Wednesday’s sudden dismissal of Gavin Williamson, who “strenuously” denied involvement in the leak, was another blow for May, who has been badly damaged by her failure so far to usher Britain smoothly out of the European Union.
The firing also underlined how seriously her team treated the leak from the National Security Council, which discusses Britain’s national security, intelligence coordination and defence strategy, and involves only certain ministers from her cabinet to keep its talks as secret as possible.
That secrecy was broken last month when the Telegraph newspaper reported Britain would allow Huawei a role in building parts of its 5G network, setting London at odds with Washington over the next generation of communications technology. Sources were forced to say that the role would be limited.
In a letter to Williamson, May wrote that an investigation into the leaks had provided “compelling evidence suggesting your responsibility for the unauthorised disclosure”.
Williamson denied he was responsible, saying: “I strenuously deny that I was in any way involved in this leak and I am confident that a thorough and formal inquiry would have vindicated my position.”
May appointed international development minister Penny Mordaunt to succeed Williamson as defence secretary, and named Minister for Prisons Rory Stewart to Mordaunt’s former role.
Opposition parties called for a criminal investigation into the leak, with the main opposition Labour Party describing the Conservative government as chaotic and “incapable of sorting out their own crisis”.
For many in the governing party, the leak increased doubts over how much control May had over her ministers after she offered to resign if MPs backed the Brexit deal she reached last year with the EU.
They did not back it and she has yet to win its approval after asking Parliament three times.
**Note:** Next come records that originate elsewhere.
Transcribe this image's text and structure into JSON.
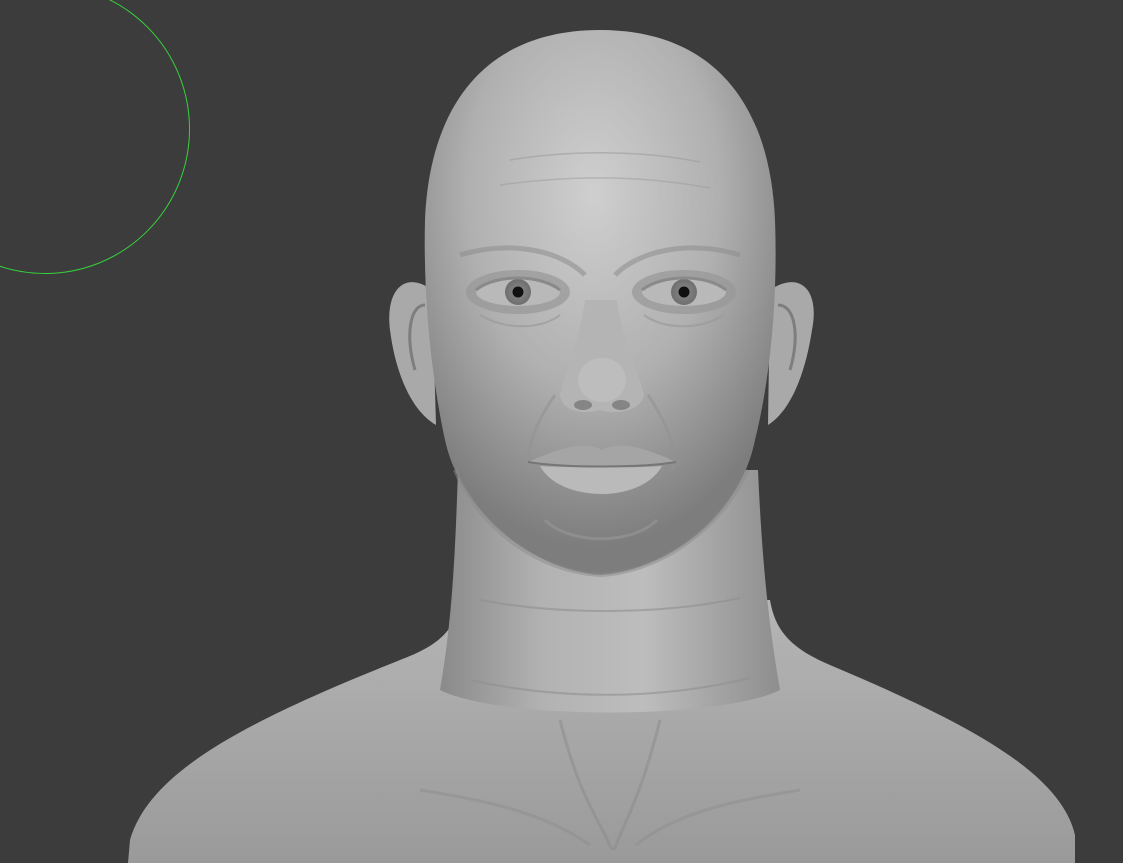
{
  "viewport": {
    "background_color": "#3c3c3c"
  },
  "brush_cursor": {
    "color": "#36d13c",
    "icon": "circle-brush-cursor"
  },
  "model": {
    "object": "sculpted-male-head-bust",
    "material_color": "#b8b8b8",
    "eye_color": "#111111"
  }
}
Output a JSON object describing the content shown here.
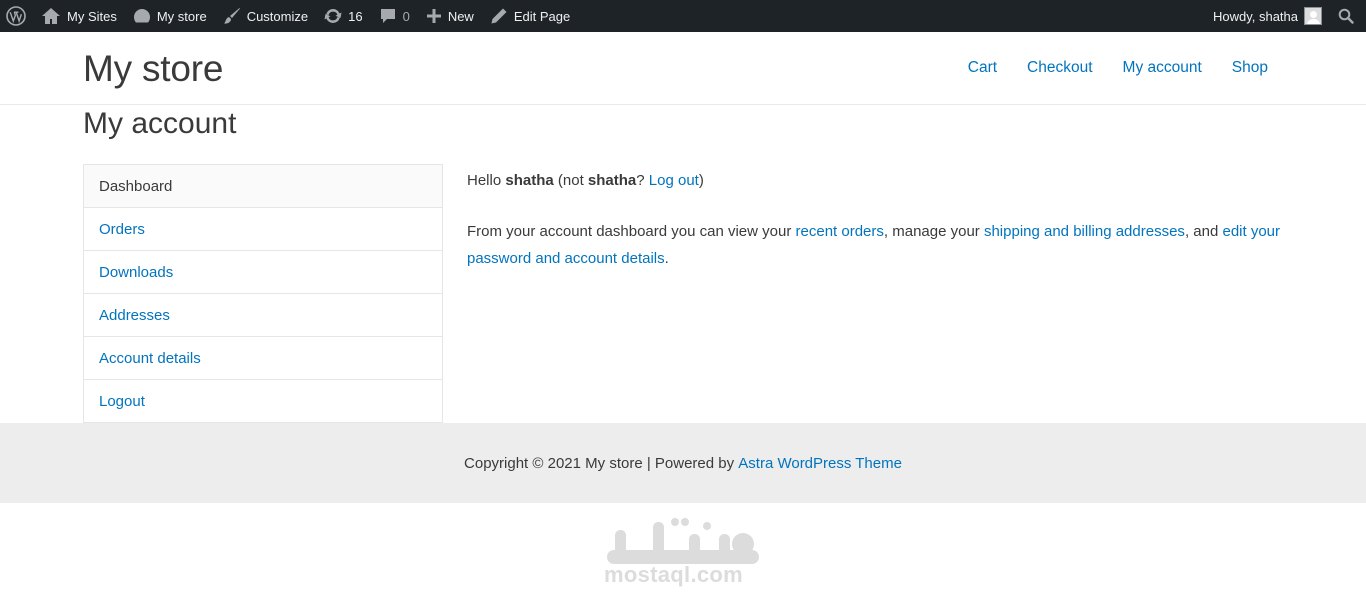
{
  "adminbar": {
    "wp_logo": "wordpress-icon",
    "my_sites": "My Sites",
    "site_name": "My store",
    "customize": "Customize",
    "updates_count": "16",
    "comments_count": "0",
    "new_label": "New",
    "edit_page": "Edit Page",
    "howdy": "Howdy, shatha",
    "colors": {
      "background": "#1d2327",
      "text": "#f0f0f1",
      "icon": "#a7aaad"
    }
  },
  "header": {
    "site_title": "My store",
    "nav": [
      "Cart",
      "Checkout",
      "My account",
      "Shop"
    ]
  },
  "page": {
    "title": "My account"
  },
  "account_nav": {
    "items": [
      {
        "label": "Dashboard",
        "active": true
      },
      {
        "label": "Orders",
        "active": false
      },
      {
        "label": "Downloads",
        "active": false
      },
      {
        "label": "Addresses",
        "active": false
      },
      {
        "label": "Account details",
        "active": false
      },
      {
        "label": "Logout",
        "active": false
      }
    ]
  },
  "content": {
    "hello": "Hello",
    "username": "shatha",
    "not_prefix": "(not",
    "not_user": "shatha",
    "not_suffix": "?",
    "logout_link": "Log out",
    "close_paren": ")",
    "dash_text_1": "From your account dashboard you can view your",
    "recent_orders": "recent orders",
    "dash_text_2": ", manage your",
    "addresses_link": "shipping and billing addresses",
    "dash_text_3": ", and",
    "account_link": "edit your password and account details",
    "dash_text_4": "."
  },
  "footer": {
    "copyright": "Copyright © 2021 My store | Powered by",
    "theme_link": "Astra WordPress Theme"
  },
  "watermark": {
    "arabic": "مستقل",
    "text": "mostaql.com"
  },
  "colors": {
    "link": "#0274be",
    "text": "#3a3a3a",
    "footer_bg": "#ededed"
  }
}
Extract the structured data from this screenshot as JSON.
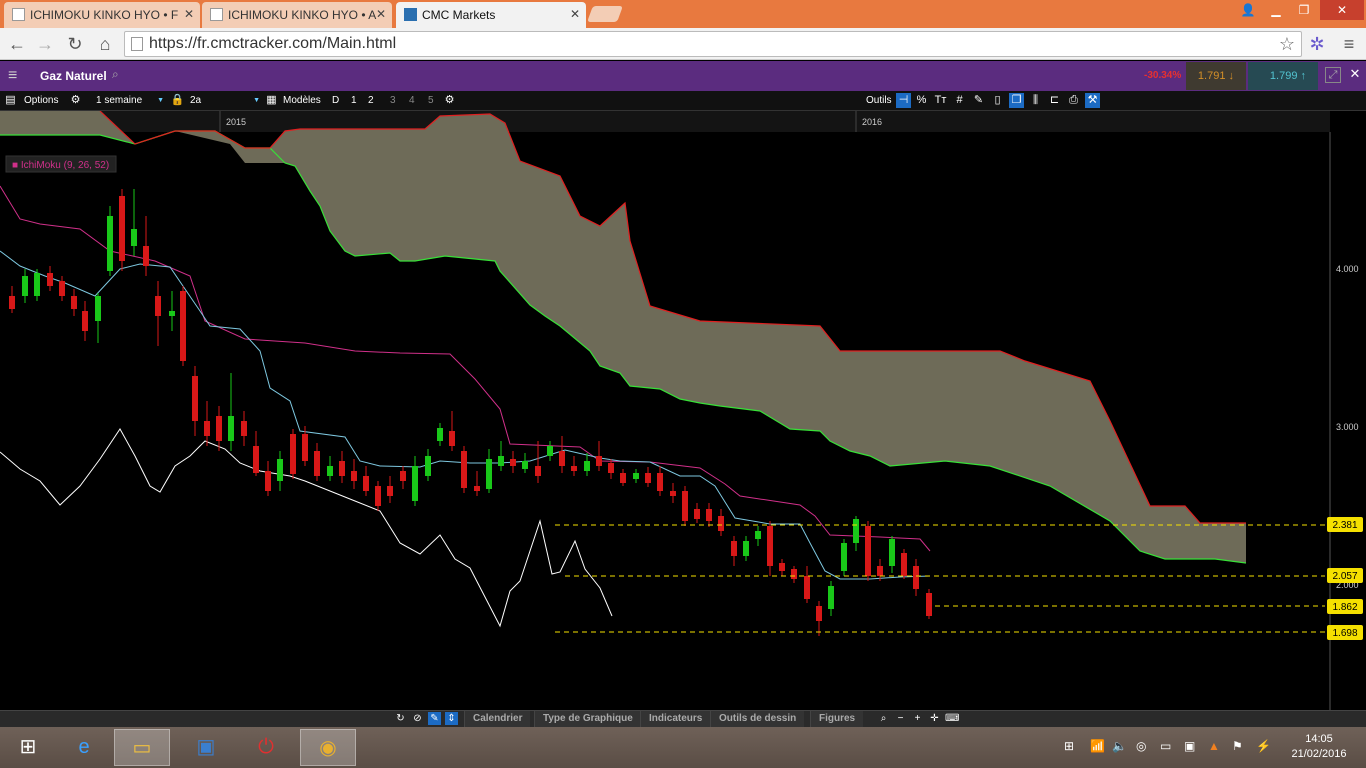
{
  "browser": {
    "tabs": [
      {
        "label": "ICHIMOKU KINKO HYO • F"
      },
      {
        "label": "ICHIMOKU KINKO HYO • A"
      },
      {
        "label": "CMC Markets"
      }
    ],
    "url": "https://fr.cmctracker.com/Main.html"
  },
  "app": {
    "instrument": "Gaz Naturel",
    "change_pct": "-30.34%",
    "bid": "1.791",
    "ask": "1.799",
    "colors": {
      "header": "#5b2c7f",
      "negative": "#e83030",
      "bid": "#d48f28",
      "ask": "#53c3d0"
    }
  },
  "toolbar": {
    "options_label": "Options",
    "interval": "1 semaine",
    "range": "2a",
    "models_label": "Modèles",
    "layout_buttons": [
      "D",
      "1",
      "2",
      "3",
      "4",
      "5"
    ],
    "tools_label": "Outils"
  },
  "chart": {
    "indicator_label": "■ IchiMoku (9, 26, 52)",
    "year_labels": [
      "2015",
      "2016"
    ],
    "y_ticks": [
      "4.000",
      "3.000"
    ],
    "price_tags": [
      "2.381",
      "2.057",
      "1.862",
      "1.698"
    ],
    "hidden_tag": "2.000",
    "colors": {
      "up": "#19c819",
      "down": "#d81818",
      "kumo": "#6e6b58",
      "tenkan": "#7ec8e0",
      "kijun": "#d0308a",
      "chikou": "#ffffff",
      "lines": "#f5e000"
    }
  },
  "bottom_tabs": [
    "Calendrier",
    "Type de Graphique",
    "Indicateurs",
    "Outils de dessin",
    "Figures"
  ],
  "taskbar": {
    "time": "14:05",
    "date": "21/02/2016"
  }
}
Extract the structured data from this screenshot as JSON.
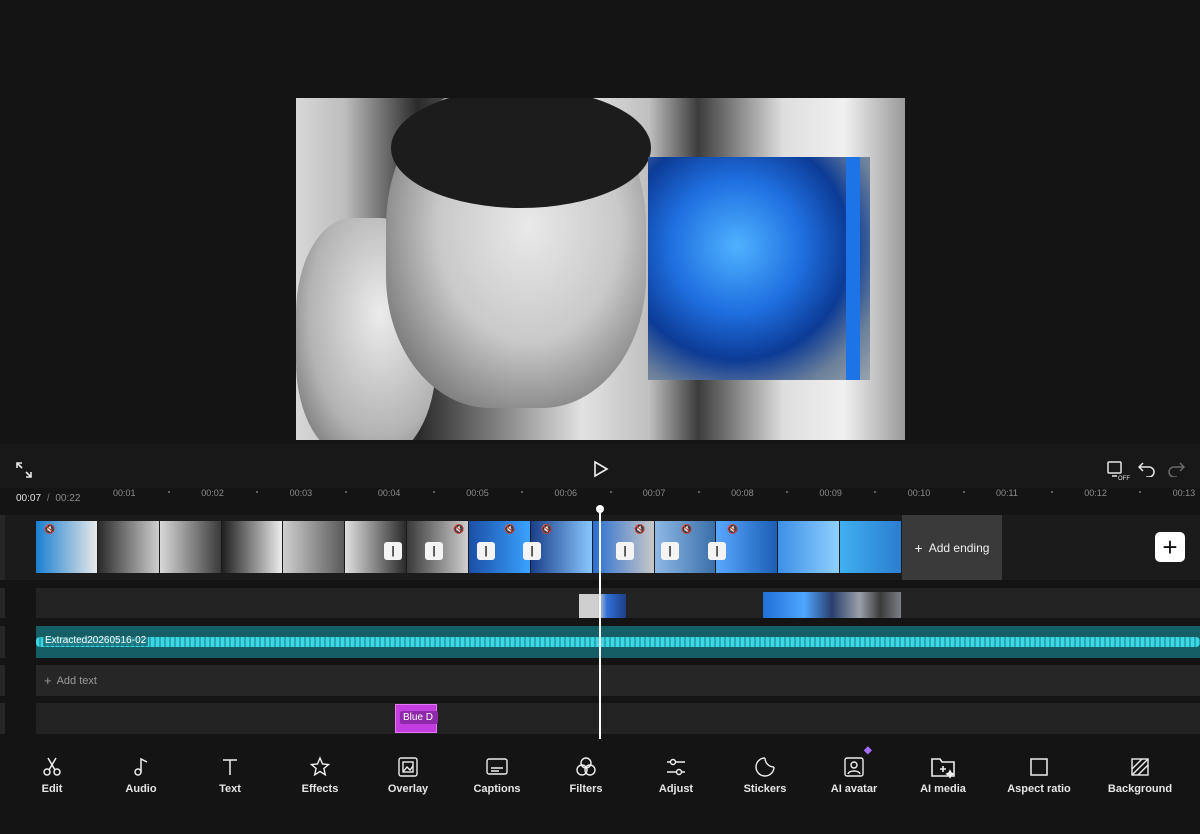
{
  "preview": {
    "image": "preview-frame-grayscale-portrait",
    "overlay_image": "blue-rose-overlay"
  },
  "controls": {
    "fullscreen_icon": "fullscreen-icon",
    "play_icon": "play-icon",
    "screen_off_label": "OFF",
    "undo_icon": "undo-icon",
    "redo_icon": "redo-icon"
  },
  "time": {
    "current": "00:07",
    "separator": "/",
    "total": "00:22"
  },
  "ruler": [
    "00:01",
    "00:02",
    "00:03",
    "00:04",
    "00:05",
    "00:06",
    "00:07",
    "00:08",
    "00:09",
    "00:10",
    "00:11",
    "00:12",
    "00:13"
  ],
  "timeline": {
    "add_ending": "Add ending",
    "add_clip_symbol": "+",
    "audio_name": "Extracted20260516-02",
    "add_text": "Add text",
    "effect_name": "Blue D"
  },
  "toolbar": [
    {
      "label": "Edit",
      "icon": "scissors-icon"
    },
    {
      "label": "Audio",
      "icon": "music-note-icon"
    },
    {
      "label": "Text",
      "icon": "text-icon"
    },
    {
      "label": "Effects",
      "icon": "sparkle-star-icon"
    },
    {
      "label": "Overlay",
      "icon": "overlay-icon"
    },
    {
      "label": "Captions",
      "icon": "captions-icon"
    },
    {
      "label": "Filters",
      "icon": "filters-icon"
    },
    {
      "label": "Adjust",
      "icon": "sliders-icon"
    },
    {
      "label": "Stickers",
      "icon": "sticker-icon"
    },
    {
      "label": "AI avatar",
      "icon": "ai-avatar-icon"
    },
    {
      "label": "AI media",
      "icon": "ai-media-icon"
    },
    {
      "label": "Aspect ratio",
      "icon": "aspect-ratio-icon"
    },
    {
      "label": "Background",
      "icon": "background-icon"
    }
  ],
  "colors": {
    "accent_audio": "#155e66",
    "effect": "#c33de0",
    "premium_badge": "#a66bff"
  }
}
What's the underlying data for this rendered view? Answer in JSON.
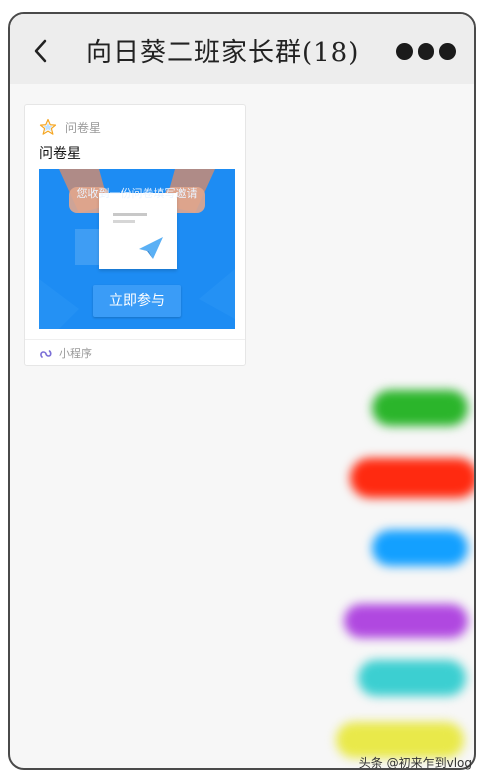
{
  "header": {
    "title": "向日葵二班家长群(18)",
    "back_icon": "chevron-left-icon",
    "more_icon": "more-dots-icon"
  },
  "message_card": {
    "source_name": "问卷星",
    "title": "问卷星",
    "image_caption": "您收到一份问卷填写邀请",
    "button_label": "立即参与",
    "footer_label": "小程序",
    "colors": {
      "image_background": "#1d8cf3",
      "button_background": "#3a9cf7",
      "star_icon": "#f5a623"
    }
  },
  "color_swatches": [
    "#2bb52b",
    "#ff2a10",
    "#13a0ff",
    "#b048e0",
    "#3ccfd1",
    "#e9e94a"
  ],
  "watermark": "头条 @初来乍到vlog"
}
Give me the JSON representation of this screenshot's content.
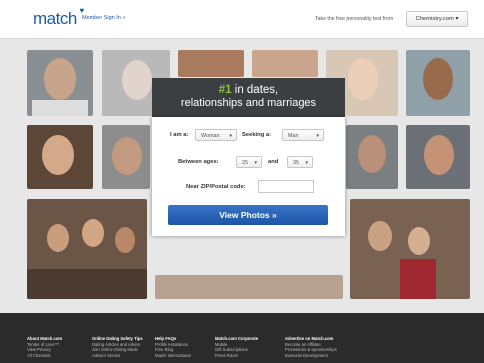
{
  "header": {
    "logo": "match",
    "member_link": "Member Sign In »",
    "promo": "Take the free personality test from",
    "chemistry_button": "Chemistry.com ▾"
  },
  "hero": {
    "headline_number": "#1",
    "headline_rest": " in dates,",
    "subheadline": "relationships and marriages"
  },
  "form": {
    "i_am_label": "I am a:",
    "i_am_value": "Woman",
    "seeking_label": "Seeking a:",
    "seeking_value": "Man",
    "ages_label": "Between ages:",
    "age_min": "25",
    "and_label": "and",
    "age_max": "35",
    "zip_label": "Near ZIP/Postal code:",
    "zip_value": "",
    "submit_label": "View Photos »"
  },
  "footer": {
    "columns": [
      {
        "heading": "About Match.com",
        "items": [
          "Tender of Love™",
          "View Privacy",
          "All Channels"
        ]
      },
      {
        "heading": "Online Dating Safety Tips",
        "items": [
          "Dating Articles and Advice",
          "Join Online Dating Mode",
          "Advisor Stories"
        ]
      },
      {
        "heading": "Help FAQs",
        "items": [
          "Profile Assistance",
          "Free Blog",
          "Match International"
        ]
      },
      {
        "heading": "Match.com Corporate",
        "items": [
          "Mobile",
          "Gift Subscriptions",
          "Press Room"
        ]
      },
      {
        "heading": "Advertise on Match.com",
        "items": [
          "Become an Affiliate",
          "Promotions & Sponsorships",
          "Business Development"
        ]
      }
    ]
  },
  "colors": {
    "brand_blue": "#1f5aa6",
    "accent_green": "#8dc63f",
    "card_dark": "#3c3f42",
    "footer_bg": "#2b2b2b"
  }
}
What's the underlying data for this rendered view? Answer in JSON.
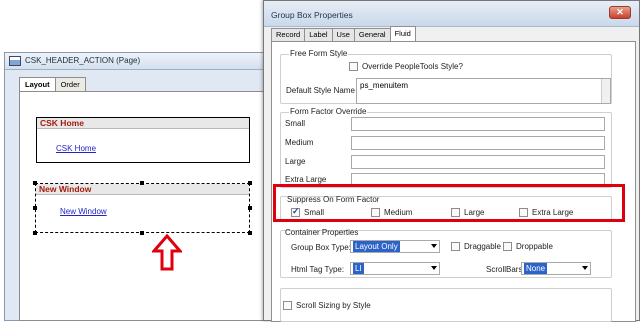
{
  "page_window": {
    "title": "CSK_HEADER_ACTION (Page)",
    "tabs": [
      "Layout",
      "Order"
    ],
    "group_boxes": [
      {
        "header": "CSK Home",
        "link": "CSK Home"
      },
      {
        "header": "New Window",
        "link": "New Window"
      }
    ]
  },
  "dialog": {
    "title": "Group Box Properties",
    "close_label": "✕",
    "tabs": [
      "Record",
      "Label",
      "Use",
      "General",
      "Fluid"
    ],
    "free_form": {
      "legend": "Free Form Style",
      "override_label": "Override PeopleTools Style?",
      "override_checked": false,
      "default_style_label": "Default Style Name",
      "default_style_value": "ps_menuitem"
    },
    "form_factor_override": {
      "legend": "Form Factor Override",
      "fields": [
        "Small",
        "Medium",
        "Large",
        "Extra Large"
      ]
    },
    "suppress": {
      "legend": "Suppress On Form Factor",
      "options": [
        {
          "label": "Small",
          "checked": true
        },
        {
          "label": "Medium",
          "checked": false
        },
        {
          "label": "Large",
          "checked": false
        },
        {
          "label": "Extra Large",
          "checked": false
        }
      ]
    },
    "container": {
      "legend": "Container Properties",
      "group_box_type_label": "Group Box Type:",
      "group_box_type_value": "Layout Only",
      "draggable_label": "Draggable",
      "droppable_label": "Droppable",
      "html_tag_type_label": "Html Tag Type:",
      "html_tag_type_value": "LI",
      "scrollbars_label": "ScrollBars:",
      "scrollbars_value": "None"
    },
    "scroll_sizing_label": "Scroll Sizing by Style"
  },
  "colors": {
    "highlight": "#e0000d",
    "group_header_text": "#a41b0b",
    "link": "#2323c8"
  }
}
Huawei, the world’s biggest producer of telecoms equipment, is under intense scrutiny after the United States told allies not to use its technology because of concerns it could be a vehicle for Chinese spying.